"It will be the first time anywhere in the world people have talked about a trading regime where there are no regulations in place forcing the big polluters to cut their emissions," he told CTV's Question Period.
"Trading is to help reduce emissions, not simply an end in itself."
Ontario and Quebec's cabinets held a joint meeting in Quebec City; a deal will be unveiled in the near future.
According to a recent report, the deal will involve the following elements:
A basic framework for a cap-and-trade system with a 1990 baseline for emission levels;
It will also opt for "real reductions," as opposed to the federal government's "intensity-based" plan to reduce greenhouse gas emissions.
The federal plan uses 2006 as a baseline and requires industry to reduce emissions on a percentage basis per unit of output.
Critics say that if total output rises sufficiently, GHG emissions could actually increase under an intensity-based plan.
Baird said the Ontario and Quebec governments have done nothing to regulate big industries in the past five years. In comparison, the federal government has moved to regulate industrial GHG emissions and tabled a plan that calls for real reductions, he said.
Ontario's government had promised to eliminate coal-fired electricity plants, but won't do so until 2014, he said, adding the federal government has given Ontario more than $500 million to help it do so.
"The reality is that the federal numbers will be demonstrably higher than anything that Ontario or Quebec come up with," he said.
Quebec has cut its GHG emissions by nine per cent below 1990 levels, in part because of its abundant hydroelectricity.
Baird said only Alberta is "forcing the big polluters to cut their emissions."

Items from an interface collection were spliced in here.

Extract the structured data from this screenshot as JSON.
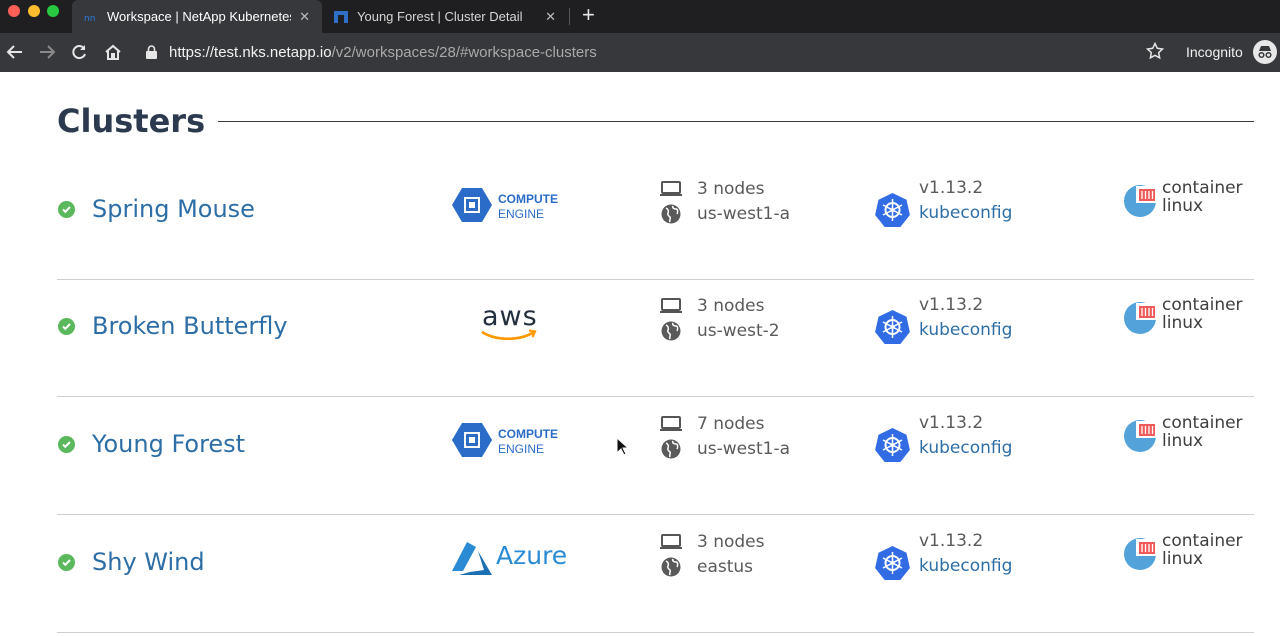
{
  "browser": {
    "tabs": [
      {
        "title": "Workspace | NetApp Kubernetes",
        "active": true
      },
      {
        "title": "Young Forest | Cluster Detail",
        "active": false
      }
    ],
    "url_host": "https://test.nks.netapp.io",
    "url_path": "/v2/workspaces/28/#workspace-clusters",
    "incognito_label": "Incognito"
  },
  "page": {
    "title": "Clusters"
  },
  "clusters": [
    {
      "name": "Spring Mouse",
      "provider": "compute-engine",
      "provider_line1": "COMPUTE",
      "provider_line2": "ENGINE",
      "nodes": "3 nodes",
      "region": "us-west1-a",
      "version": "v1.13.2",
      "kubeconfig": "kubeconfig",
      "os_line1": "container",
      "os_line2": "linux"
    },
    {
      "name": "Broken Butterfly",
      "provider": "aws",
      "provider_line1": "aws",
      "nodes": "3 nodes",
      "region": "us-west-2",
      "version": "v1.13.2",
      "kubeconfig": "kubeconfig",
      "os_line1": "container",
      "os_line2": "linux"
    },
    {
      "name": "Young Forest",
      "provider": "compute-engine",
      "provider_line1": "COMPUTE",
      "provider_line2": "ENGINE",
      "nodes": "7 nodes",
      "region": "us-west1-a",
      "version": "v1.13.2",
      "kubeconfig": "kubeconfig",
      "os_line1": "container",
      "os_line2": "linux"
    },
    {
      "name": "Shy Wind",
      "provider": "azure",
      "provider_line1": "Azure",
      "nodes": "3 nodes",
      "region": "eastus",
      "version": "v1.13.2",
      "kubeconfig": "kubeconfig",
      "os_line1": "container",
      "os_line2": "linux"
    }
  ],
  "colors": {
    "status_ok": "#5cb85c",
    "link": "#2e6ea6",
    "k8s": "#326ce5",
    "compute_engine": "#2a6cc7",
    "azure": "#2a8ad4",
    "aws_smile": "#ff9900",
    "container_linux_blue": "#53a3da",
    "container_linux_red": "#f05a5a"
  }
}
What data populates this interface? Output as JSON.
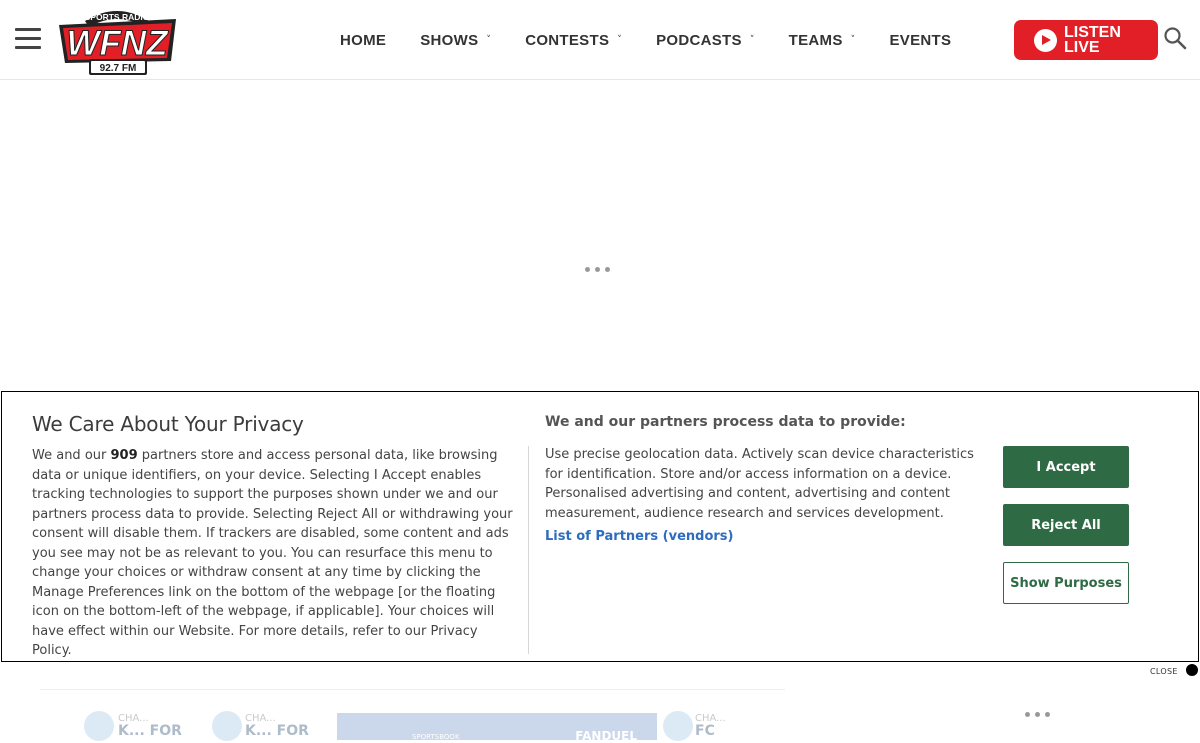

The Alberta plan for reducing GHG emissions has set a target of a 14 per cent cut below 2005 levels by 2050 - with no reductions before 2020.
Alberta's plan "is not as strong as we'd like," Baird said.
The federal Tories say their plan will result in a 20 per cent reduction below 2006 levels by 2020. Many critics have said it is riddled with loopholes and won't meet its targets. The government has said Canada's Kyoto Protocol target of a six per cent cut below 1990 levels by 2012 wouldn't be reached until 2025.
The minister said of the 17 sectors covered, only coal and the oilsands will show emissions increases of more than 18 per cent in the next 18 months. "We're moving aggressively with tougher measures, and with even tougher measures for the oilsands," he said.
Some analysts have worried that Canada needs a national carbon-trading regime and that a patchwork regulatory environment is taking root in the country.
Baird said the provinces have been unable to come up with a national consensus. "We've got to stop talking about these things and start doing them," he said.